“That being said, I chose to leave my job in 2021 and move across the country with my wife to pursue my Masters in Music Composition at SFA,” Moore said. “My wife was supportive of this choice, and I was awarded an assistantship as part of my studies. Looking back, had things not panned out the way they did from the pandemic, I don't know if I would have ever truly taken a dive into my dream of composing. Had I stayed to teach and completed an online degree, perhaps I would have never truly left teaching. In many ways, it feels like God was forcing me in the direction I was always meant to go.”

Moore looked forward to his SFA experience with high expectations, but he said he never would have guessed that it would be as rich as it was.
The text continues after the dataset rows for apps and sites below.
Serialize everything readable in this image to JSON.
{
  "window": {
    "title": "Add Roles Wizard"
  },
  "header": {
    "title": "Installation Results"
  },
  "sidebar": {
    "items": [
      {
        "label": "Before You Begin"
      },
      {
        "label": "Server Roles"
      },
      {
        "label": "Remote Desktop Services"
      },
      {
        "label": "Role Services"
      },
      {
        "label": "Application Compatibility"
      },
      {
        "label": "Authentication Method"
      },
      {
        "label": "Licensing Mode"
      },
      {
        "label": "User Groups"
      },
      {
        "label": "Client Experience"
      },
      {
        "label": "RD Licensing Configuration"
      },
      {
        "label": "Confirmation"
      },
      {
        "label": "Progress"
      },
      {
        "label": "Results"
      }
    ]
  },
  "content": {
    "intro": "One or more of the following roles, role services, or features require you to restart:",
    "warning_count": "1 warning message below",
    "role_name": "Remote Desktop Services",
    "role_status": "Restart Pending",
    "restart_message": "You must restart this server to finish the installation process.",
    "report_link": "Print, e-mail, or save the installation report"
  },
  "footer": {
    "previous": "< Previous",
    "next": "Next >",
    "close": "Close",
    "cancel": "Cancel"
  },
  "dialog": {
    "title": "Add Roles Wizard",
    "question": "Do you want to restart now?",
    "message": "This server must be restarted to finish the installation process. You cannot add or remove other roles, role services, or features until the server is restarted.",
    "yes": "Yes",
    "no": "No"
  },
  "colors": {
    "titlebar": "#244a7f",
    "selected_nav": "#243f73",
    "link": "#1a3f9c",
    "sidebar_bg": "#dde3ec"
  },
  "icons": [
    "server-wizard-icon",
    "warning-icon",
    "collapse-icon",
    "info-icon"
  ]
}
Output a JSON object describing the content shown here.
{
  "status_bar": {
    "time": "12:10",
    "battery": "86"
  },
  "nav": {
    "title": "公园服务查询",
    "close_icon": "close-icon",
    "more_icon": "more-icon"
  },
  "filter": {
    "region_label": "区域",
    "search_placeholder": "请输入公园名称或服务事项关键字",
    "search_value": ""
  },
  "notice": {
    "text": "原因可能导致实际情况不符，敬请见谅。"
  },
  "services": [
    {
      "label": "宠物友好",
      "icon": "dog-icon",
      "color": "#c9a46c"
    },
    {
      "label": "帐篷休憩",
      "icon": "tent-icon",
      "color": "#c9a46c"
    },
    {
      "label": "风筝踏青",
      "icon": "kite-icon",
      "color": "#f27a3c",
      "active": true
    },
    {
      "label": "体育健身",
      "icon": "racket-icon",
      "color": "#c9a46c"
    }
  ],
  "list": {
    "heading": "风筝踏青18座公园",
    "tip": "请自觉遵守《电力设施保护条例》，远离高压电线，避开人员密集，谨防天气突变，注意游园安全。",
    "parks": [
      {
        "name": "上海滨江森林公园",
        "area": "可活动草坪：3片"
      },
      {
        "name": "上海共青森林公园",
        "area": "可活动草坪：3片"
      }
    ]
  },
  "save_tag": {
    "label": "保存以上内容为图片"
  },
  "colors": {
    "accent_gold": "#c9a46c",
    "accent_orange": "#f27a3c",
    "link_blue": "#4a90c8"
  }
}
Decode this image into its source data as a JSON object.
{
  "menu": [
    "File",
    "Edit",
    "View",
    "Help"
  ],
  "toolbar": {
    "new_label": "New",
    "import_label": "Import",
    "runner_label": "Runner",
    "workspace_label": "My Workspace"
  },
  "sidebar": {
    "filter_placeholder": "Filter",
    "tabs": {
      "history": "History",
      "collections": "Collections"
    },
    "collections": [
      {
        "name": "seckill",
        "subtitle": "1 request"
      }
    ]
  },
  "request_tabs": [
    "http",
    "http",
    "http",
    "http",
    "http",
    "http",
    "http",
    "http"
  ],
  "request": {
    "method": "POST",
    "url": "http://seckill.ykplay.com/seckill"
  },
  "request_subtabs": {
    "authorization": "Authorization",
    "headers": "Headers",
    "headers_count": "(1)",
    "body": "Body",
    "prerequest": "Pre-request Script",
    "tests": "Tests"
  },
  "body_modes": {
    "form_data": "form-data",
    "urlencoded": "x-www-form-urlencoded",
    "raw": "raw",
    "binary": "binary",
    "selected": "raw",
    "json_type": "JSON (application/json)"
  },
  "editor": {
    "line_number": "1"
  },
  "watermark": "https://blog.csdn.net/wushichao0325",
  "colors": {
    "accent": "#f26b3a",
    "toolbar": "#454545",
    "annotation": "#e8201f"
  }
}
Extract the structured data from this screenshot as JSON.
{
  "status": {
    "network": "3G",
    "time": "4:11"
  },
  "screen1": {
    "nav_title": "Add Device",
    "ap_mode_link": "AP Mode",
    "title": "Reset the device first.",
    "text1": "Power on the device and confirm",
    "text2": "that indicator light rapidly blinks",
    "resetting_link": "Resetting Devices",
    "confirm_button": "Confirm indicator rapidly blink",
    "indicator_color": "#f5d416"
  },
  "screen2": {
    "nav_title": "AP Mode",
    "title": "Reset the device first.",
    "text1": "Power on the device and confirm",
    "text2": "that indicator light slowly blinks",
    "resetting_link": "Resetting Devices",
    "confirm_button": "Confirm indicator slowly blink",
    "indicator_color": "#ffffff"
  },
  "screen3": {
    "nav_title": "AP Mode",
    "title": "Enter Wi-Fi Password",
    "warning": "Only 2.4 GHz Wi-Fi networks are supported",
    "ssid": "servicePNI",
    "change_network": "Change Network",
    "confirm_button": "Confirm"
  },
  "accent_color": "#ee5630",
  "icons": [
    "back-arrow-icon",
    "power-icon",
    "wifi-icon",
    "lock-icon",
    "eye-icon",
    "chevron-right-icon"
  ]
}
“I had the chance to attend the NAMM convention in California, create a documentary, perform at TMEA, write a number of film scores, work in a recording studio, teach undergraduate courses, perform with the SFA A Cappella Choir, attend contemporary music concerts, and much more,” he said. “I am so grateful for the friends I made and the mentorship I received from Dr. Stephen Lias, James Adams and Dr. Michael Murphy.”

“We were delighted that Zach chose to come to SFA for his graduate work, and he was certainly an excellent fit for our program,” Lias said. “It was clear right away that Zach’s personal drive, unique artistic vision and entrepreneurial spirit would lead him to great things, and we are so proud to see his career continuing to expand in these impressive ways.”

In his new job, Moore is constantly communicating, creating and networking with a variety of musicians in the choral industry.

“Another thing I appreciate about my new position is that they encourage and celebrate my personal compositional career,” he said. “I have been an avid composer of choral music for the last 15, years and it feels good to be at a place that recognizes my compositional passion and encourages me to attend industry events to represent both Hal Leonard and myself. They see me as an asset to their company, but they also want to help catapult my compositional career.”

Moore is happy with where he is in life, and he encourages anyone who has a passion to pursue whatever it is that they love, “even if it feels impossible.”

“If you work at what you love, and are good at what you do, the world will make room for you. I feel fortunate to have found a spot that feels as if it was carved out just for me.”